If you just sit and observe, you will see how restless your mind is. If you try to calm it, it only makes things worse, but over time it does calm, and when it does, there's room to hear more subtle things — that's when your intuition starts to blossom and you start to see things more clearly and be in the present more.
Your mind just slows down, and you see a tremendous expanse in the moment. You see so much more than you could see before. It's a discipline; you have to practice it.
A former skeptic talks about his conversion:
If you had told me as recently as a few years ago that I’d ever become a Buddhist — never mind that I might even admit to it publicly — I would have coughed my beer up through my nose.
Meditation is not relaxation. It's not sitting there and zoning out. You're taming your mind. It's hard work – just the way rock climbing or swimming a mile is. But it has benefits just like those activities do.
On how meditation slowly changes the way the mind works:
Instead of seeing my thoughts as something to run from or capture, they could be something I simply observed. And if I observed them long enough, even the most tantalizing or infuriating of thoughts — a pretty face, a debt owed — would float away. And my mind, lo and behold, would become stable, even tranquil.
Mindfulness practice may feel counterintuitive:
When we do things, we expect a certain outcome. We expect to get better at it over time. But in meditation, the whole thing is you have to go in expecting to fail all the time. But the quote and quote failure is actually a success.
I have to remind myself over and over. The moment you wake up and notice you got distracted, that's a win. I usually go into a spiral of self-recrimination in that moment but noticing that is a win, too. Knowing what's happening right now is the radical act, is the win.
Is a strong argument alone key to effective communication?
Equally important is the relational agility to work with whatever comes up in the dynamic environment of human interaction, especially all that is felt but not articulated by both parties to the conversation.
Train Your Mind, Change Your Brain:
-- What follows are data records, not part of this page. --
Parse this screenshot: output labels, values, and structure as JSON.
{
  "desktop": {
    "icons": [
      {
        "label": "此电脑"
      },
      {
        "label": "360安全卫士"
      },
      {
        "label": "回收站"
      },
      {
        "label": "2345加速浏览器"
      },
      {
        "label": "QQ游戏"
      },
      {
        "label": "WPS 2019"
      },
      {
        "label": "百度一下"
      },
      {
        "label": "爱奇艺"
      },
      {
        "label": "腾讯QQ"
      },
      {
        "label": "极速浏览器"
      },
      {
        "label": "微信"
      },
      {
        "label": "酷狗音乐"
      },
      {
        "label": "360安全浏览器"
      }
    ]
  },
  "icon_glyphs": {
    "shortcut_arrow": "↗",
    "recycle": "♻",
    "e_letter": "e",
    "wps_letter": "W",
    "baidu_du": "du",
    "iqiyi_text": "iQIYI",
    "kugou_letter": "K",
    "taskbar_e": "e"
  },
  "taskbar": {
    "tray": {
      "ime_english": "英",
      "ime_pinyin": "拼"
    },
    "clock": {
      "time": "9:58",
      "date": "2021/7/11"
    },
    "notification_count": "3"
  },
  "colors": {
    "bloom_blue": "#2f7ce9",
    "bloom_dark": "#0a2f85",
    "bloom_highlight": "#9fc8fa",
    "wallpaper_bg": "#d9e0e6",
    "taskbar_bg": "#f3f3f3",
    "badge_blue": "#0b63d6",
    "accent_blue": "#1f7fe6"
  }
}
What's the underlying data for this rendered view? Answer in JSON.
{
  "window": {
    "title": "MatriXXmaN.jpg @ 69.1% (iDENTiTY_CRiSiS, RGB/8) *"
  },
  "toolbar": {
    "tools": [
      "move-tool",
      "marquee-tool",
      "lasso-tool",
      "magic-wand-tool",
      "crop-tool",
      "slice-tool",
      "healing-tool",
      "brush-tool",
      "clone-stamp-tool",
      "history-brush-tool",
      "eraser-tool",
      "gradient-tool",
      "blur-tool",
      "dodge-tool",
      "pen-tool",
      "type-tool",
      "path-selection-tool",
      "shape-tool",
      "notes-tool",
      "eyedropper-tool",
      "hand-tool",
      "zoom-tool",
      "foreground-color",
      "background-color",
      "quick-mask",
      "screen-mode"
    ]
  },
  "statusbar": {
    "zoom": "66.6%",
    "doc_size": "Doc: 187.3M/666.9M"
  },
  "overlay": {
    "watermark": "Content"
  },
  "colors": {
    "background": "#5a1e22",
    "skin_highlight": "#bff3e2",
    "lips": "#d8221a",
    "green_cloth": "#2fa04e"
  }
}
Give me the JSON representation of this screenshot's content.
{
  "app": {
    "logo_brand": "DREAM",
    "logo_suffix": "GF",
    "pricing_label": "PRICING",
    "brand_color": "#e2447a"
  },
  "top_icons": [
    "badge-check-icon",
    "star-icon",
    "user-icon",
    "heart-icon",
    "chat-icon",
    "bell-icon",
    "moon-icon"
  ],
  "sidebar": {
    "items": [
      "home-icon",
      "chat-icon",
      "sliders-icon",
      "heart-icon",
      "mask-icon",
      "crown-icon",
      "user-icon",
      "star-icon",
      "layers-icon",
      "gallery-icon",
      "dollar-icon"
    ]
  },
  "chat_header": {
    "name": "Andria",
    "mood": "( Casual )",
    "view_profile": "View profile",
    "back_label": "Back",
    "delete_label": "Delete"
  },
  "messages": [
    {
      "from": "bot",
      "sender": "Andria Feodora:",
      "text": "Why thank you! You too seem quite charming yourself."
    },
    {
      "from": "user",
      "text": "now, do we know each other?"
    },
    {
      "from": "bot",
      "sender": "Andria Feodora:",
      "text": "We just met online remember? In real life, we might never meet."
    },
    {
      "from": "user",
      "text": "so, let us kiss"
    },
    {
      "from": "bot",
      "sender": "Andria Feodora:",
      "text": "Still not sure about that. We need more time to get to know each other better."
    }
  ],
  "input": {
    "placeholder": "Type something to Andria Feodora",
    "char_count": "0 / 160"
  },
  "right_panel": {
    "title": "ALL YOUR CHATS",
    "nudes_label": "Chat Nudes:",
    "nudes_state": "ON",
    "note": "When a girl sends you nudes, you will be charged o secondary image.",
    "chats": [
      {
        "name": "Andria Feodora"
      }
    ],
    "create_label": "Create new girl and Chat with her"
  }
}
Showing attention is necessary for neuroplasticity. Focused attention alters the brain.
Outside stimuli can alter the brain so can self-generated stimuli such as thoughts and meditation.
You can train your brain to adopt different thinking circuits, to switch off ruminative modes of thinking and to practice relating differently to negative thoughts and feeling.